Those are three of my favorites, but there are a bunch of others I use regularly, too:
Tweetbot (the best Twitter app there is)
We still don’t know why people are backing Zack Danger Brown’s potato salad, but as the dollar count rose to well over $46K this week, we were reading about ESPN’s social media war room, food industry monopolies, some tiny animals enjoying cake at a tiny birthday party, and much more. Enjoy our reading list below, and have a happy weekend, all!
Somebody Flew a Drone Into a Fireworks Display and This is What Happened, TIME. This is too cool not to share! — Noelle
Street Art Project, by Google Cultural Institute. Such a neat exploration tool! Great interactions that simultaneously make the experience of viewing an online gallery actually engaging and highlight otherwise unavailable details in the work. — Maggie
Bud vs. Microbrew: How Beer is Made (In GIFs!), STL Public Radio. Always a good reminder that we live in a great place with great craft brew. The difference between Budweiser and craft beer in GIF’s. — Colin
10 Companies That Control Almost Everything We Eat, Business Insider. A crazy reminder of the food-world monopoly! — Chelsey
Inside ESPN’s Social Media War Room During the Most Tweeted Sporting Event Ever, AdWeek. Real time marketing? Yeah, it takes a village. You might think those tweets came from one freelance community manager sitting on the couch but you’re wrong. Every 140 characters is strategically planned by a full team at ESPN. — Brooke

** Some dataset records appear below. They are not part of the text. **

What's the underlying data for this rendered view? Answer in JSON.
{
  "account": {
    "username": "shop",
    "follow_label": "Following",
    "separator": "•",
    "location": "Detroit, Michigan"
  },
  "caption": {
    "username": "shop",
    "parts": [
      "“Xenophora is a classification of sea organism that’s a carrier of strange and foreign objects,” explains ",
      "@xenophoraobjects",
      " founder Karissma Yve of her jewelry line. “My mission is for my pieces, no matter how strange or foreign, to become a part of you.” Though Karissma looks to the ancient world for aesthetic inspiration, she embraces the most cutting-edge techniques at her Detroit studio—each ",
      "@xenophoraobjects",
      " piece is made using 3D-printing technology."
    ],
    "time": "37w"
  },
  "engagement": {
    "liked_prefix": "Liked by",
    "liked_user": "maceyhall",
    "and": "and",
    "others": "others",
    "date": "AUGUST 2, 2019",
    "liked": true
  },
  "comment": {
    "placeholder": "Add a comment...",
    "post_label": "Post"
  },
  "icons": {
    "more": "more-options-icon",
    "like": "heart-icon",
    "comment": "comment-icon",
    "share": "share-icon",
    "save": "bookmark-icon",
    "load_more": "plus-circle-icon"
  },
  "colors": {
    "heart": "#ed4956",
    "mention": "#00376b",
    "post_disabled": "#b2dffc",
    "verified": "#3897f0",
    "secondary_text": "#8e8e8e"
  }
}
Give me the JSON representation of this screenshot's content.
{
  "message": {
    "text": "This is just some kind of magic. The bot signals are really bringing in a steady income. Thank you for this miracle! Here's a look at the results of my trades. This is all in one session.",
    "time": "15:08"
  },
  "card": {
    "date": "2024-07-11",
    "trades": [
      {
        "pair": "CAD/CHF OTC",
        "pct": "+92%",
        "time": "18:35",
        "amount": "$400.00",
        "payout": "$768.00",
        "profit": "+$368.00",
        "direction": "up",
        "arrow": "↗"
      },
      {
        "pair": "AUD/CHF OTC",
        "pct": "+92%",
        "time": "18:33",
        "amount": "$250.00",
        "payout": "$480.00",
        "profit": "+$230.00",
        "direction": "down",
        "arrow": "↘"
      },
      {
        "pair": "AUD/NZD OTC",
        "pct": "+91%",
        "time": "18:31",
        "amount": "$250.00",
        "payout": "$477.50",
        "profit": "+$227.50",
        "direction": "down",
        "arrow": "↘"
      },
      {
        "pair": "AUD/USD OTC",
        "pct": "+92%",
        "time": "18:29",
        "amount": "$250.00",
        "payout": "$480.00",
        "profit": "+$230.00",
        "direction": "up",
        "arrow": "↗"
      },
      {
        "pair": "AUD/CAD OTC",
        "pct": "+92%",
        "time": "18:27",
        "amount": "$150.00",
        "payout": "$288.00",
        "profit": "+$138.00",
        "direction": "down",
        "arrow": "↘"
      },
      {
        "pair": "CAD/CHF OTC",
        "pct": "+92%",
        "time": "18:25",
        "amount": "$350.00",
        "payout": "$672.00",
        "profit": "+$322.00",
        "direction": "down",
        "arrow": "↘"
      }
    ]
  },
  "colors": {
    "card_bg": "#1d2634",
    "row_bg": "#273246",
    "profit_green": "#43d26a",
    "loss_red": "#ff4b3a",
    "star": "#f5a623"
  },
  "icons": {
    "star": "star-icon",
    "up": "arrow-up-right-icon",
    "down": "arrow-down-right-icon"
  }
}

Top 10 Trends at the Fancy Food Show, AdAge. Always love to see what new food trends are coming down the line. And, according to this article, gluten-free isn’t going anywhere, it’s just getting tastier and more creative. Pass the beet yogurt? — Megan
Lego Representation of 50 States, Imgur. I thoroughly enjoyed going through this album of all 50 states depicted in Legos. My personal favorite was Oregon as an avid Portlandia fan. — Colin
Mastering Fermentation. My wife and I participate in The London Plane‘s Larder Share. This week they read my mind. I had been mentioning that I wanted to try my hand at Kimchi and other fermented vegetables. Among the things in this week’s bag was the book Mastering Fermentation along with a jar and ingredients for my first try. Can’t wait. — Scott
Your Tax Dollars Are Hard at Work…Editing the ‘Horse Head Mask’ Page on Wikipedia, Washington Post. The Internet isn’t all cats and potato salads. Someone has set up a Twitter account that tweets every time someone from a Congressional IP address edits a Wikipedia article. – Paul
Tiny Birthday for a Tiny Hedgehog. Paul is right. The internet isn’t all cats and potato salads. There are tiny hedgehogs, too. And for that we thank you, internet. — Ann Marie
Posted in Friday Links
Starting tomorrow, July 11, Curator kicks off its two-week long efforts to raise funds on behalf of Food Lifeline’s Food Frenzy, which is a creative competition between local businesses to raise funds and food, and encourage volunteerism.
While 2014 marks Curator’s first year participating, Food Lifeline is celebrating its 25th Food Frenzy Anniversary. We’re thrilled to work with our friends, family and local communities to give back to such a worthy cause.
Every $1 donated to Food Lifeline provides four meals for a person struggling with hunger, and that includes children who don’t have many options during the challenging summer months when school meals aren’t available. All donations are greatly appreciated and tax-deductible.
Interested in supporting our team and making a donation to Food Lifeline? You can do so by visiting our Food Frenzy team page here! Or, head to Swansons Nursery next Thursday, July 17, for its first-annual Garden To Glass event, where in addition to learning how to make refreshing botanical cocktails, you can purchase raffle tickets to win one of three fabulous Swansons container gardens.
All of the proceeds from the raffle will benefit Food Lifeline. Thanks again for your consideration, and helping us spread the word!
Posted in Uncategorized